Speaking in rough generalizations, yes a working line dog is likely to have more aggression than a show line dog. That said, you can find a safe dog in any of the lines. I will say this, though. Plan to do lots of training. These dogs need structure, and their brains need to be worked. They also need quite a bit of physical exercise.
What I would do in your shoes would be go to clubs in your area and see dogs of different line types doing various things with their ownders/handlers. Local kennel clubs, your local GSD club, schutzhund clubs. It doesnít matter if you have no interest in pursuing those venues once you have your dog. Observe lots of dogs. Talk to owners. Find out what their dogs are like at home and out in public. Ask if they are good with kids. Ask if they are reactive. Ask what their health has been like. Ask if they have a good off switch in the home. Ask what the experience with the breeder has been like. Find your breeder by seeing dogs you like, not simply by recommendations on the internet.
I have not owned either a WGSL or an ASL dog, but I have met nice, stable representatives of both line types. Both line types would be a visual deterrent, and both would likely alert you to someone at your home. I have two working line dogs. One would be an absolute nightmare for someone who wanted a kid friendly, take anywhere kind of dog. My girl could live as an active pet as long as someone was willing to provide an outlet for her, mentally and physically. Both have more aggression when pushed than show lines I have seen. Donít rush to get a puppy. Do your due diligence with finding an honest breeder who produces healthy, stable dogs.
All of this is excellent insight to keep in mind.
I'd like to chime in from the perspective of owning a show line dog (75% ASL/25% WGSL cross). I think a dog like mine would fit your bill very well, @khk410
, and I don't think she's terribly unusual in that she is safe and stable and would do well with an active family with kids. My city has a lot of dog-friendly businesses, and my dog is a "go all the places, do all the things" dog. She will definitely alert me to any goings-on outside our house (she's trained that this is fine, I go and look out the window and then tell her to stand down), but when we're out in the community, she isn't reactive or quick to decide something is a threat. She's dog-neutral to dog-friendly, and she goes weekly to daycare and to the dog park on a regular basis. I'm not certain how typical the dog-friendliness is, to be honest, but she's been very easy in that regard.

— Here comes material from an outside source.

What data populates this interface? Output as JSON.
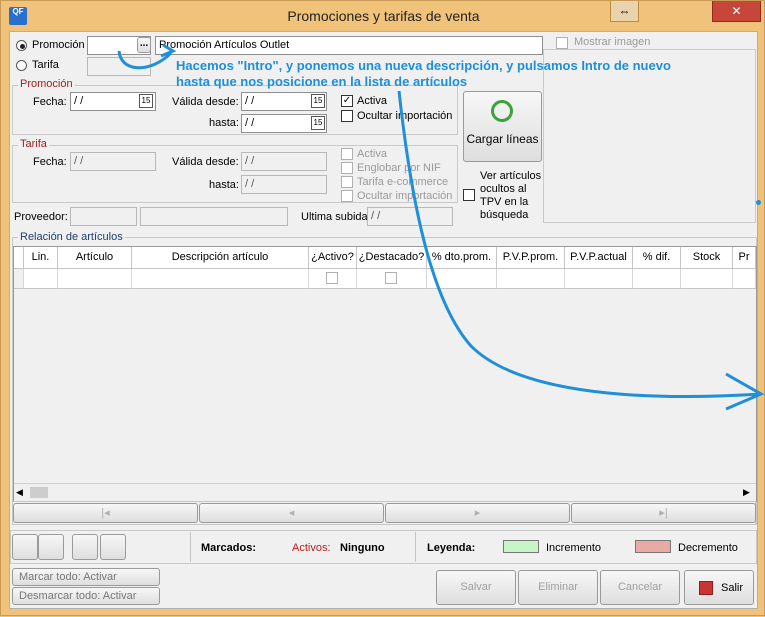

I do want to emphasize that you should not discount the amount of physical and mental exercise required by a show line dog. Mine needs both. She can roll with one or the other if she needs to, but she really does best if she gets one thing from Column A (walk, fetch, dog park, active game) and one from Column B (Nosework, other class, tricks practice, puzzle toy, etc.). She can get pretty demanding about the latter, too; I don't have much luxury to be mentally exhausted at the end of a long day and not spend time with her. And that's fine, I signed up for that, but be aware that an ASL dog is not necessarily going to be your Netflix buddy even if they're lower drive. She's a pretty busy dog between about 6 and 10 or 11 PM, but to be fair to her, I'm getting home around 6 and my husband works from home full time so she has been taught that she needs to be chill during the day and the fun starts when I get home; we pack a lot into those 4-5 hours. Right now we do classes 2 evenings per week, and that seems to work really well for her. Put it this way, we're doing 2 classes per week plus we have 2 full-day Nosework trials and 3 half-day trials coming up in the next two months, and my only worry about her stamina is the weekend we trial all day Saturday and then turn around and do 2 half-day trials back to back on Sunday.
But if you are active and you/your family are able to spend quality time providing both physical and mental outlets for the dog's energy, a show line dog would probably be just as good of a bet. And I don't say that to take away from any working line dogs - I've met WL dogs who are easier to have in the house than my ASL/WGSL dog and who are every bit as stable and safe and fun to own. I have not ruled out owning one myself someday. As GypsyGhost said, you would be able to find a safe, stable dog from within either type, and I would repeat her advice to go out to clubs and meet dogs and owners and breeders, and ask all the questions. This specific type of research is actually not something I did, I gained it piecemeal after I got my dog, and although I'd have ended up with the same breeder had I done it, I would not hesitate to recommend that you try to do it beforehand.